Lindsey Vonn's cheese-wrapped legs and other home remedy tips for Olympic Village
Cheese-wrapping is not, it must be said, a remedy recommended by orthopedic surgeons, Olympic ski team doctors, or the chief medical officer for the U.S. Olympic team -- who said, rather tersely, something like "the care being given by his team of medical staff is evidence-based medicine." Topfen cheese is the sort of thing one could make in a home kitchen, or in a particularly well-equipped vacation one; take a half-gallon of milk, heat to between 104-108 degrees, and add a cup of starter culture (which is just milk, scalded, plus plain yogurt or buttermilk). Let sit in a thermos or yogurt maker for about three hours, until sour; then set in a strainer lined with cheesecloth overnight. While it's more expensive than, say, generic-brand acetaminophen, it's a relative (compared to surgery and ultrasound and aspiration of blood) bargain.
The benefits, like much of home-cooked medicine, are more anecdote than science; that is not to say that the benefits do not exist, only that no pharmaceutical company has funded the research. According to U.S. ski team physician Bill Sterrett, "a lot of the athletes on the U.S. ski team . . . have had a good experience with" topfen treatments, which are reported to reduce swelling and stimulate healing. As my mom says, it probably can't hurt anything.
Increasingly, we Walletpoppers have noticed that ordinary medical practitioners and pharmaceutical companies are pushing remedies that may as well have come from an Austrian hausfrau's kitchen. One staffer living in the Netherlands tells me, "Europe doesn't believe in prescriptions quite like the U.S. does." Her two-year-old son and husband have been sick for a few weeks, and instead of getting antibiotics, she gets told "to go home and drink tea and drink chicken soup." Another Walletpop contributor, Devra Renner, writes that she makes "Hot and Sour Soup at the first sign of getting a cold, [and] I have a Chinese friend who swears by the restorative properties of White Pepper."
Fancy or not, it's a common recommendation -- chicken soup and other so-called "bone broths" are believed by many of our writers to be the best cure for anything that ails you. Sally Fallon of Nourishing Traditions fame points to a host of evidence that long-simmered broth from good meat (grass-fed beef and the like) is the best healing you can get. Walletpopper Ann Brenoff writes, "bone marrow has curative powers," and I agree. Gina Roberts-Grey says don't forget the carrots, especially for the classic restorative chicken version: "The zinc (which boosts your immune system) in the chicken is better absorbed when paired with vitamin A (found in carrots)."
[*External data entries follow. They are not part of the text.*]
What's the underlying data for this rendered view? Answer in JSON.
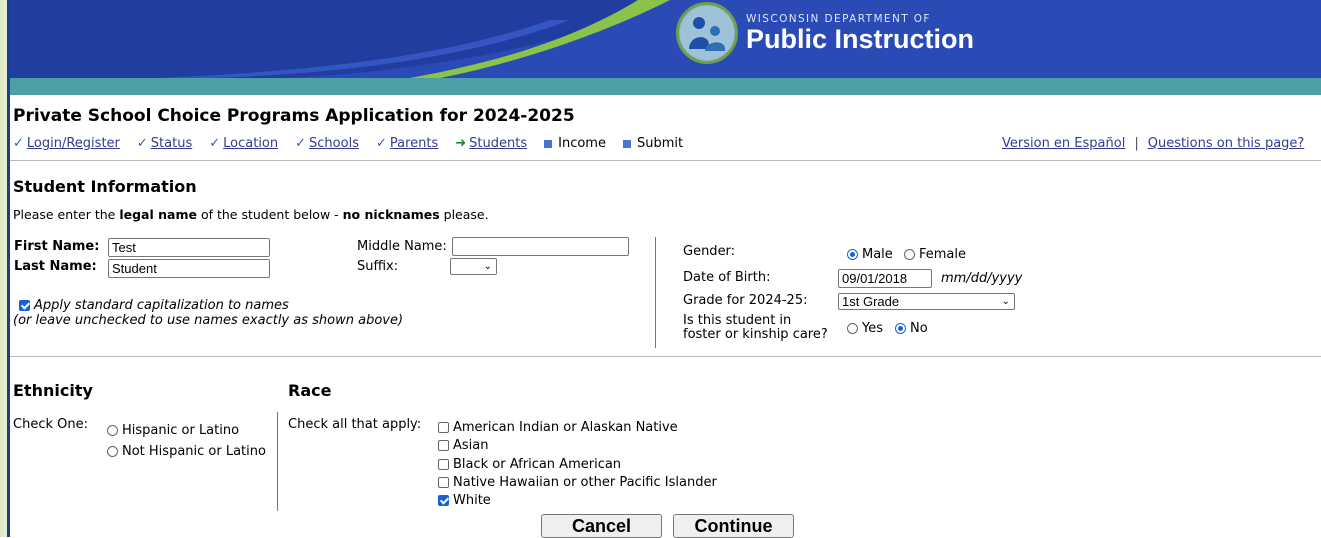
{
  "header": {
    "logo_line1": "WISCONSIN DEPARTMENT OF",
    "logo_line2": "Public Instruction",
    "logo_icon": "dpi-logo-icon"
  },
  "page_title": "Private School Choice Programs Application for 2024-2025",
  "nav": {
    "steps": [
      {
        "label": "Login/Register",
        "state": "done"
      },
      {
        "label": "Status",
        "state": "done"
      },
      {
        "label": "Location",
        "state": "done"
      },
      {
        "label": "Schools",
        "state": "done"
      },
      {
        "label": "Parents",
        "state": "done"
      },
      {
        "label": "Students",
        "state": "current"
      },
      {
        "label": "Income",
        "state": "pending"
      },
      {
        "label": "Submit",
        "state": "pending"
      }
    ],
    "spanish_link": "Version en Español",
    "separator": "|",
    "help_link": "Questions on this page?"
  },
  "student_info": {
    "heading": "Student Information",
    "instruction_pre": "Please enter the ",
    "instruction_bold1": "legal name",
    "instruction_mid": " of the student below - ",
    "instruction_bold2": "no nicknames",
    "instruction_post": " please.",
    "first_name_label": "First Name:",
    "first_name_value": "Test",
    "last_name_label": "Last Name:",
    "last_name_value": "Student",
    "middle_name_label": "Middle Name:",
    "middle_name_value": "",
    "suffix_label": "Suffix:",
    "suffix_value": "",
    "capitalize_label": "Apply standard capitalization to names",
    "capitalize_note": "(or leave unchecked to use names exactly as shown above)",
    "capitalize_checked": true,
    "gender_label": "Gender:",
    "gender_options": [
      "Male",
      "Female"
    ],
    "gender_selected": "Male",
    "dob_label": "Date of Birth:",
    "dob_value": "09/01/2018",
    "dob_format": "mm/dd/yyyy",
    "grade_label": "Grade for 2024-25:",
    "grade_value": "1st Grade",
    "foster_label_1": "Is this student in",
    "foster_label_2": "foster or kinship care?",
    "foster_options": [
      "Yes",
      "No"
    ],
    "foster_selected": "No"
  },
  "ethnicity": {
    "heading": "Ethnicity",
    "check_label": "Check One:",
    "options": [
      "Hispanic or Latino",
      "Not Hispanic or Latino"
    ]
  },
  "race": {
    "heading": "Race",
    "check_label": "Check all that apply:",
    "options": [
      {
        "label": "American Indian or Alaskan Native",
        "checked": false
      },
      {
        "label": "Asian",
        "checked": false
      },
      {
        "label": "Black or African American",
        "checked": false
      },
      {
        "label": "Native Hawaiian or other Pacific Islander",
        "checked": false
      },
      {
        "label": "White",
        "checked": true
      }
    ]
  },
  "buttons": {
    "cancel": "Cancel",
    "continue": "Continue"
  },
  "colors": {
    "banner": "#2a4bb5",
    "teal_bar": "#4d9fa6",
    "link": "#333c8f",
    "accent_green": "#8bc34a"
  }
}
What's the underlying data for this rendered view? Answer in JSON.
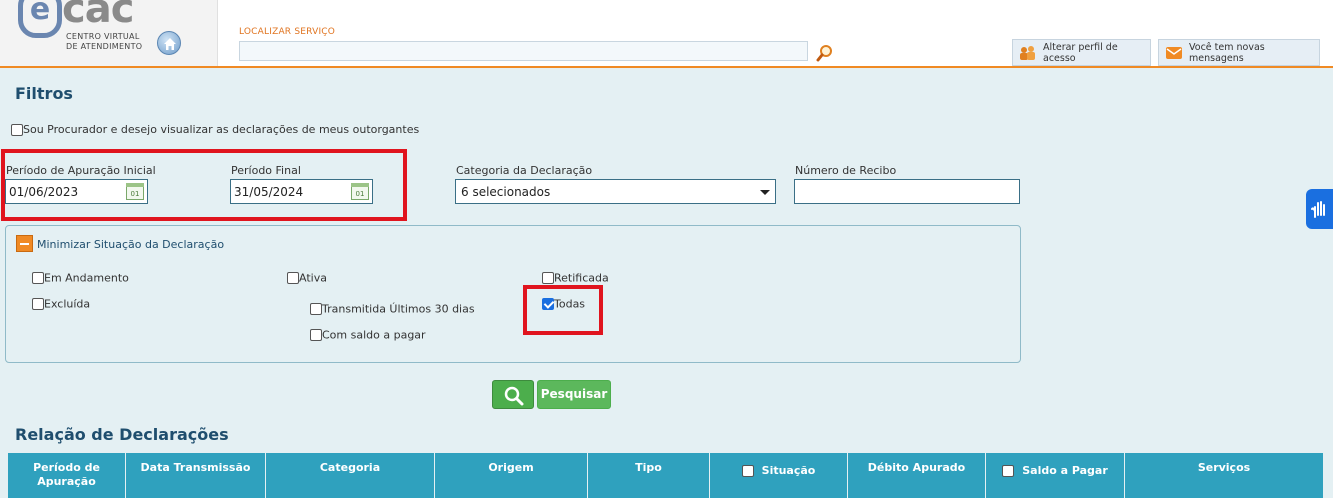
{
  "header": {
    "logo_mark": "e",
    "logo_text": "cac",
    "logo_subtitle_1": "CENTRO VIRTUAL",
    "logo_subtitle_2": "DE ATENDIMENTO",
    "search_label": "LOCALIZAR SERVIÇO",
    "search_value": "",
    "btn_perfil": "Alterar perfil de acesso",
    "btn_mensagens": "Você tem novas mensagens"
  },
  "filters": {
    "title": "Filtros",
    "procurador_label": "Sou Procurador e desejo visualizar as declarações de meus outorgantes",
    "procurador_checked": false,
    "periodo_inicial_label": "Período de Apuração Inicial",
    "periodo_inicial_value": "01/06/2023",
    "periodo_final_label": "Período Final",
    "periodo_final_value": "31/05/2024",
    "categoria_label": "Categoria da Declaração",
    "categoria_value": "6 selecionados",
    "recibo_label": "Número de Recibo",
    "recibo_value": "",
    "calendar_icon_text": "01"
  },
  "situacao": {
    "toggle_label": "Minimizar Situação da Declaração",
    "options": {
      "em_andamento": "Em Andamento",
      "excluida": "Excluída",
      "ativa": "Ativa",
      "transmitida": "Transmitida Últimos 30 dias",
      "com_saldo": "Com saldo a pagar",
      "retificada": "Retificada",
      "todas": "Todas"
    }
  },
  "actions": {
    "pesquisar": "Pesquisar"
  },
  "table": {
    "title": "Relação de Declarações",
    "columns": {
      "periodo": "Período de Apuração",
      "data_transmissao": "Data Transmissão",
      "categoria": "Categoria",
      "origem": "Origem",
      "tipo": "Tipo",
      "situacao": "Situação",
      "debito": "Débito Apurado",
      "saldo": "Saldo a Pagar",
      "servicos": "Serviços"
    }
  },
  "colors": {
    "accent_orange": "#f08a24",
    "header_blue": "#2fa1be",
    "highlight_red": "#e0141e",
    "button_green": "#5cb85c"
  }
}
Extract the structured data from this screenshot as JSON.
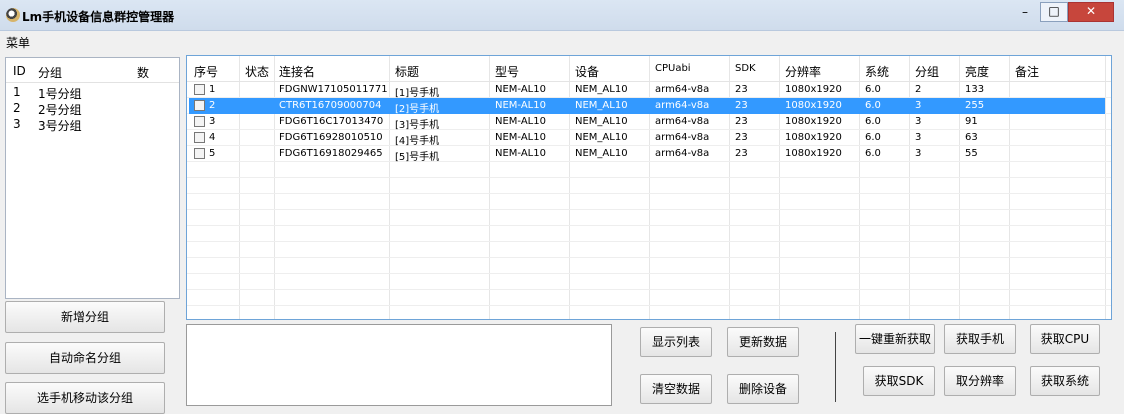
{
  "window": {
    "title": "Lm手机设备信息群控管理器",
    "minimize_glyph": "–",
    "maximize_glyph": "□",
    "close_glyph": "✕"
  },
  "menu": {
    "label": "菜单"
  },
  "groups": {
    "headers": {
      "id": "ID",
      "name": "分组",
      "count": "数"
    },
    "rows": [
      {
        "id": "1",
        "name": "1号分组"
      },
      {
        "id": "2",
        "name": "2号分组"
      },
      {
        "id": "3",
        "name": "3号分组"
      }
    ]
  },
  "left_buttons": {
    "add_group": "新增分组",
    "auto_name": "自动命名分组",
    "partial": "选手机移动该分组"
  },
  "devices": {
    "headers": {
      "seq": "序号",
      "status": "状态",
      "conn": "连接名",
      "title": "标题",
      "model": "型号",
      "device": "设备",
      "cpu": "CPUabi",
      "sdk": "SDK",
      "res": "分辨率",
      "sys": "系统",
      "group": "分组",
      "bright": "亮度",
      "note": "备注"
    },
    "rows": [
      {
        "seq": "1",
        "conn": "FDGNW17105011771",
        "title": "[1]号手机",
        "model": "NEM-AL10",
        "device": "NEM_AL10",
        "cpu": "arm64-v8a",
        "sdk": "23",
        "res": "1080x1920",
        "sys": "6.0",
        "group": "2",
        "bright": "133"
      },
      {
        "seq": "2",
        "conn": "CTR6T16709000704",
        "title": "[2]号手机",
        "model": "NEM-AL10",
        "device": "NEM_AL10",
        "cpu": "arm64-v8a",
        "sdk": "23",
        "res": "1080x1920",
        "sys": "6.0",
        "group": "3",
        "bright": "255"
      },
      {
        "seq": "3",
        "conn": "FDG6T16C17013470",
        "title": "[3]号手机",
        "model": "NEM-AL10",
        "device": "NEM_AL10",
        "cpu": "arm64-v8a",
        "sdk": "23",
        "res": "1080x1920",
        "sys": "6.0",
        "group": "3",
        "bright": "91"
      },
      {
        "seq": "4",
        "conn": "FDG6T16928010510",
        "title": "[4]号手机",
        "model": "NEM-AL10",
        "device": "NEM_AL10",
        "cpu": "arm64-v8a",
        "sdk": "23",
        "res": "1080x1920",
        "sys": "6.0",
        "group": "3",
        "bright": "63"
      },
      {
        "seq": "5",
        "conn": "FDG6T16918029465",
        "title": "[5]号手机",
        "model": "NEM-AL10",
        "device": "NEM_AL10",
        "cpu": "arm64-v8a",
        "sdk": "23",
        "res": "1080x1920",
        "sys": "6.0",
        "group": "3",
        "bright": "55"
      }
    ]
  },
  "actions": {
    "show_list": "显示列表",
    "refresh": "更新数据",
    "clear": "清空数据",
    "delete": "删除设备",
    "one_key": "一键重新获取",
    "get_phone": "获取手机",
    "get_cpu": "获取CPU",
    "get_sdk": "获取SDK",
    "get_res": "取分辨率",
    "get_sys": "获取系统"
  },
  "colors": {
    "selection": "#3399ff",
    "close": "#c7463c"
  }
}
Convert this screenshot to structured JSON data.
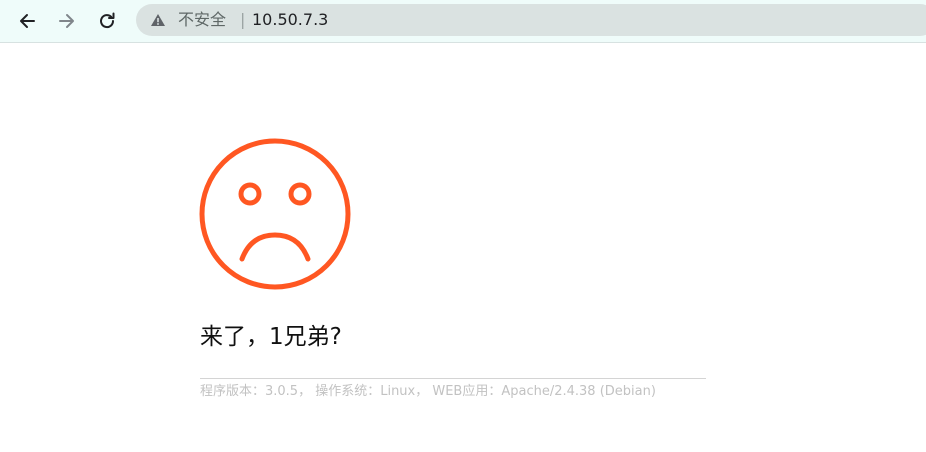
{
  "browser": {
    "security_label": "不安全",
    "divider": "|",
    "url": "10.50.7.3",
    "icons": {
      "back": "back-arrow-icon",
      "forward": "forward-arrow-icon",
      "reload": "reload-icon",
      "warning": "warning-triangle-icon"
    }
  },
  "page": {
    "face_icon": "sad-face-icon",
    "face_color": "#ff5722",
    "headline": "来了，1兄弟?",
    "footer": "程序版本：3.0.5， 操作系统：Linux， WEB应用：Apache/2.4.38 (Debian)"
  }
}
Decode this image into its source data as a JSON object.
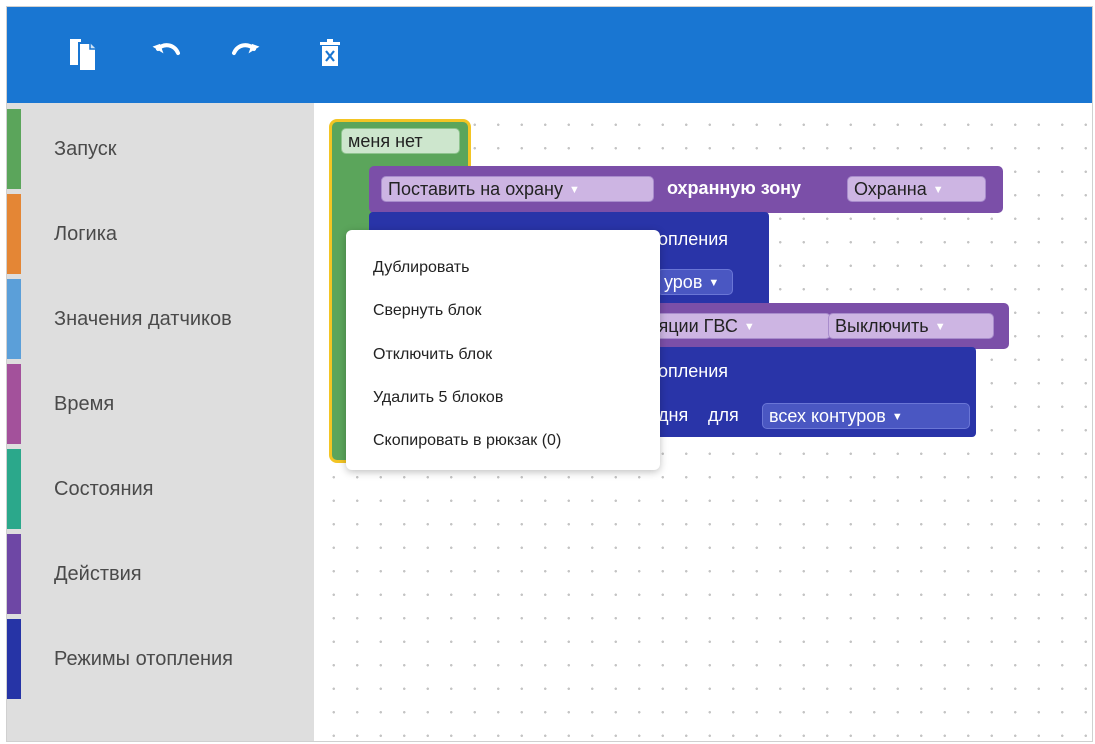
{
  "colors": {
    "toolbar": "#1976d2",
    "sidebar_bg": "#dedede",
    "green_block": "#5ba55b",
    "purple_block": "#7b4fa8",
    "blue_block": "#2934a8",
    "selection": "#f3c524"
  },
  "toolbar": {
    "icons": [
      "copy-icon",
      "undo-icon",
      "redo-icon",
      "trash-icon"
    ]
  },
  "sidebar": {
    "categories": [
      {
        "label": "Запуск",
        "color": "#5ba55b"
      },
      {
        "label": "Логика",
        "color": "#e48635"
      },
      {
        "label": "Значения датчиков",
        "color": "#5b9fd9"
      },
      {
        "label": "Время",
        "color": "#a3519b"
      },
      {
        "label": "Состояния",
        "color": "#2ba88b"
      },
      {
        "label": "Действия",
        "color": "#6e47a5"
      },
      {
        "label": "Режимы отопления",
        "color": "#2634a6"
      }
    ]
  },
  "workspace": {
    "green_block": {
      "dropdown": "меня нет"
    },
    "purple_block_1": {
      "action": "Поставить на охрану",
      "text": "охранную зону",
      "zone": "Охранна"
    },
    "blue_block_1": {
      "partial_text": "опления",
      "partial_dropdown": "уров"
    },
    "purple_block_2": {
      "partial_dropdown": "ляции ГВС",
      "state": "Выключить"
    },
    "blue_block_2": {
      "partial_text": "опления",
      "partial_text_2": "дня",
      "text_for": "для",
      "contours": "всех контуров"
    }
  },
  "context_menu": {
    "items": [
      "Дублировать",
      "Свернуть блок",
      "Отключить блок",
      "Удалить 5 блоков",
      "Скопировать в рюкзак (0)"
    ]
  }
}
And then there are weedy remedies like calendula and St. John's wort, two flowers that grow like crazy in the parking strips and alleys here in Portland, Ore. (St. John's wort is classified as a noxious weed and can't be legally grown or purchased as a seed or plant here in Oregon; it's still everywhere) have been popping up, not just in my favorite herbal healing books but also in the ingredients listed in many balms, salves, soaps and oils in the drugstore. A simple treatment of St. John's wort-infused olive oil is supposed to soothe and heal all sorts of skin maladies, from bug bites and sunburn to bruises and deep muscle problems. It's what I put on my babies instead of diaper cream, and the rashes just disappear.
Staying in the kitchen for cures works for other common health problems, says Lan Nguyen, who told me her doctor suggested "a drop of olive oil in the ear to relieve pain from an ear infection." Or apple cider vinegar on the hair for scalp problems, or warts. Science may not be sure, but believers in natural medicine are just willing to give it a try. Then there's honey; the tonic of hot water with honey and lemon was my mother's sore-throat soother (with a salt-water gargle to cure). A host of true believers say that raw honey can cure almost anything thanks to the powerful enzymes and bacteria at work in the stuff; and the more locally it was produced, the better (there's a prevailing theory that plants grown in the same environment in which you live have the right sorts of natural defenses to withstand the weather; this is only magnified in the honeybee's naturally-"processed" plant nectar). Don't overheat the honey, though -- keep it below 110 degrees Fahrenheit in order to preserve the natural enzymes.
The list keeps getting longer, and we have to ask: Lindsey! How did the cheese work? And why did you leave the kitchen and head for the medicine cabinet? We were rooting for you and your topfen-splattered legs. Here: before it's too late, try something else Austrian and kitchen-centric, like this garlic soup. It might not win you the gold; but we think it's best if you don't tempt fate, and the wisdom of the hausfrau.